*Exercise goal*. Every line of the listing must be reproduced as it stands. Leave the images behind.

*Records shown*.
====

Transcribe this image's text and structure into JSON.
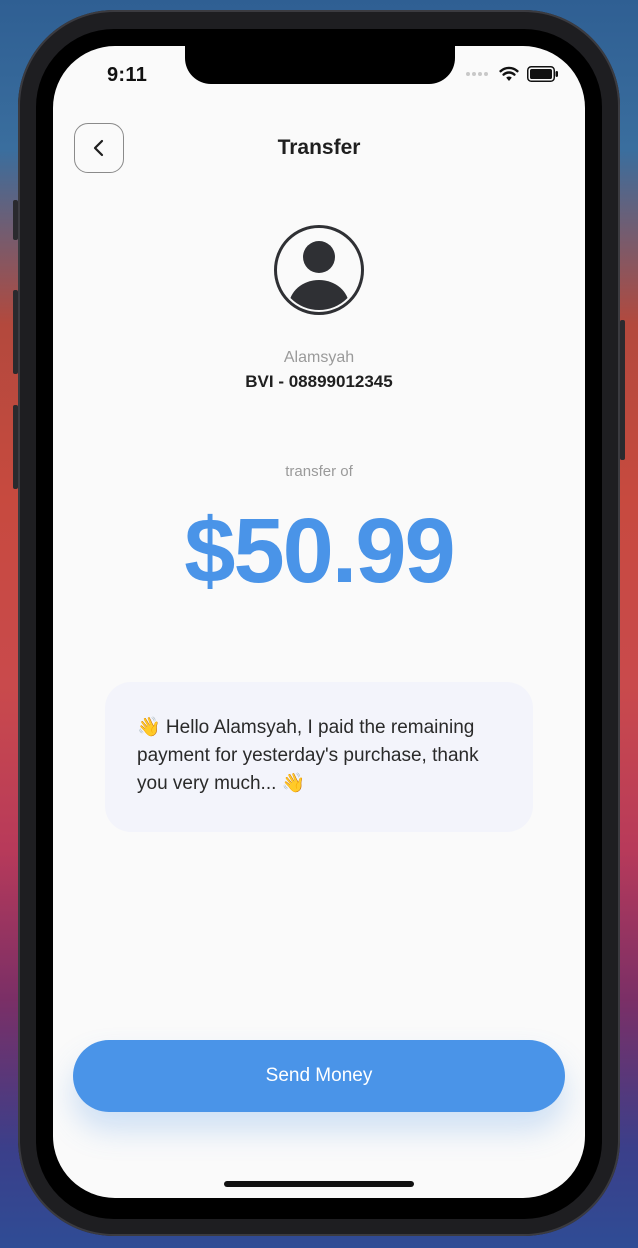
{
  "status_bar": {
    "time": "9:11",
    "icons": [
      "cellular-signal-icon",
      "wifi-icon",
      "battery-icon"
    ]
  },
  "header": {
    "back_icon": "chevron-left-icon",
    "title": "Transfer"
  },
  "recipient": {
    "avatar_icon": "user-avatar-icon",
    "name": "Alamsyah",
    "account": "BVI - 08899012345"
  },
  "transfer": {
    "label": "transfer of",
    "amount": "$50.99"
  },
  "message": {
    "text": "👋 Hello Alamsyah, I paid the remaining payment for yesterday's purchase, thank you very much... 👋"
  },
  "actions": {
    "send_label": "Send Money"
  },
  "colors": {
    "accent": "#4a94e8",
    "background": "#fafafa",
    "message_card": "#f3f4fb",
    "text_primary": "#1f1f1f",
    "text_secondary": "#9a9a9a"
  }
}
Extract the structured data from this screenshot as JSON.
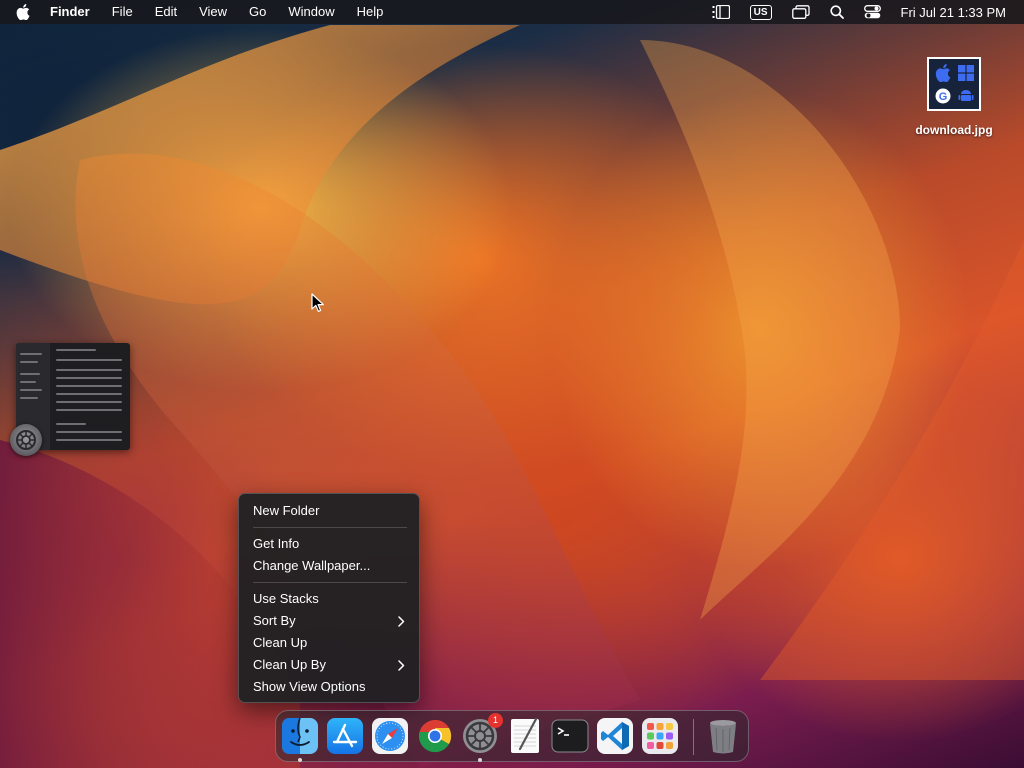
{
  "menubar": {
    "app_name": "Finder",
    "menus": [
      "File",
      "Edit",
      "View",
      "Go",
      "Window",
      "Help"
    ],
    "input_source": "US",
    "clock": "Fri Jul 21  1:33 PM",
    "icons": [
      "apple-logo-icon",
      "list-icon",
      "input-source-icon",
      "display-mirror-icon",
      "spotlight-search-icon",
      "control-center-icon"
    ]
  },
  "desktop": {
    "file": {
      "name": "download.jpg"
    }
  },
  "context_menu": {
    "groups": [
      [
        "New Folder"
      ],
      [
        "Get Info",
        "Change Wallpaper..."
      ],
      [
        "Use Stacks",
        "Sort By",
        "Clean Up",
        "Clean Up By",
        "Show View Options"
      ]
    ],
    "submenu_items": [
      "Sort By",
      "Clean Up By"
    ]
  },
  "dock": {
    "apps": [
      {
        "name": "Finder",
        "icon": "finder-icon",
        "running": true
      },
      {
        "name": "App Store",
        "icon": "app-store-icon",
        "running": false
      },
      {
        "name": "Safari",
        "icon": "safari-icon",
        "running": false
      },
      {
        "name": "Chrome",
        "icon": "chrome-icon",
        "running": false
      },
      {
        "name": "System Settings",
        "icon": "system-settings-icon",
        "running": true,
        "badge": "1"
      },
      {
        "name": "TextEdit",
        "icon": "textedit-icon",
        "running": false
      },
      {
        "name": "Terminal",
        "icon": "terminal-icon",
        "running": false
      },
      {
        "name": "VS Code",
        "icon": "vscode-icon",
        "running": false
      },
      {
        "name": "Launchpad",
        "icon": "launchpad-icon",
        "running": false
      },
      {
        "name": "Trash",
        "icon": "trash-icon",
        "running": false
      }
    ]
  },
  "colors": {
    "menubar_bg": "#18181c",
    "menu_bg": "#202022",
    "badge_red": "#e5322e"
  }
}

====

*Expected output*.
Transcribe this image's text and structure into JSON.
{
  "status_bar": {
    "time": "9:11",
    "icons": [
      "cellular-signal-icon",
      "wifi-icon",
      "battery-icon"
    ]
  },
  "header": {
    "back_icon": "chevron-left-icon",
    "title": "Transfer"
  },
  "recipient": {
    "avatar_icon": "user-avatar-icon",
    "name": "Alamsyah",
    "account": "BVI - 08899012345"
  },
  "transfer": {
    "label": "transfer of",
    "amount": "$50.99"
  },
  "message": {
    "text": "👋 Hello Alamsyah, I paid the remaining payment for yesterday's purchase, thank you very much... 👋"
  },
  "actions": {
    "send_label": "Send Money"
  },
  "colors": {
    "accent": "#4a94e8",
    "background": "#fafafa",
    "message_card": "#f3f4fb",
    "text_primary": "#1f1f1f",
    "text_secondary": "#9a9a9a"
  }
}
Extract the structured data from this screenshot as JSON.
{
  "menubar": {
    "app_name": "Finder",
    "menus": [
      "File",
      "Edit",
      "View",
      "Go",
      "Window",
      "Help"
    ],
    "input_source": "US",
    "clock": "Fri Jul 21  1:33 PM",
    "icons": [
      "apple-logo-icon",
      "list-icon",
      "input-source-icon",
      "display-mirror-icon",
      "spotlight-search-icon",
      "control-center-icon"
    ]
  },
  "desktop": {
    "file": {
      "name": "download.jpg"
    }
  },
  "context_menu": {
    "groups": [
      [
        "New Folder"
      ],
      [
        "Get Info",
        "Change Wallpaper..."
      ],
      [
        "Use Stacks",
        "Sort By",
        "Clean Up",
        "Clean Up By",
        "Show View Options"
      ]
    ],
    "submenu_items": [
      "Sort By",
      "Clean Up By"
    ]
  },
  "dock": {
    "apps": [
      {
        "name": "Finder",
        "icon": "finder-icon",
        "running": true
      },
      {
        "name": "App Store",
        "icon": "app-store-icon",
        "running": false
      },
      {
        "name": "Safari",
        "icon": "safari-icon",
        "running": false
      },
      {
        "name": "Chrome",
        "icon": "chrome-icon",
        "running": false
      },
      {
        "name": "System Settings",
        "icon": "system-settings-icon",
        "running": true,
        "badge": "1"
      },
      {
        "name": "TextEdit",
        "icon": "textedit-icon",
        "running": false
      },
      {
        "name": "Terminal",
        "icon": "terminal-icon",
        "running": false
      },
      {
        "name": "VS Code",
        "icon": "vscode-icon",
        "running": false
      },
      {
        "name": "Launchpad",
        "icon": "launchpad-icon",
        "running": false
      },
      {
        "name": "Trash",
        "icon": "trash-icon",
        "running": false
      }
    ]
  },
  "colors": {
    "menubar_bg": "#18181c",
    "menu_bg": "#202022",
    "badge_red": "#e5322e"
  }
}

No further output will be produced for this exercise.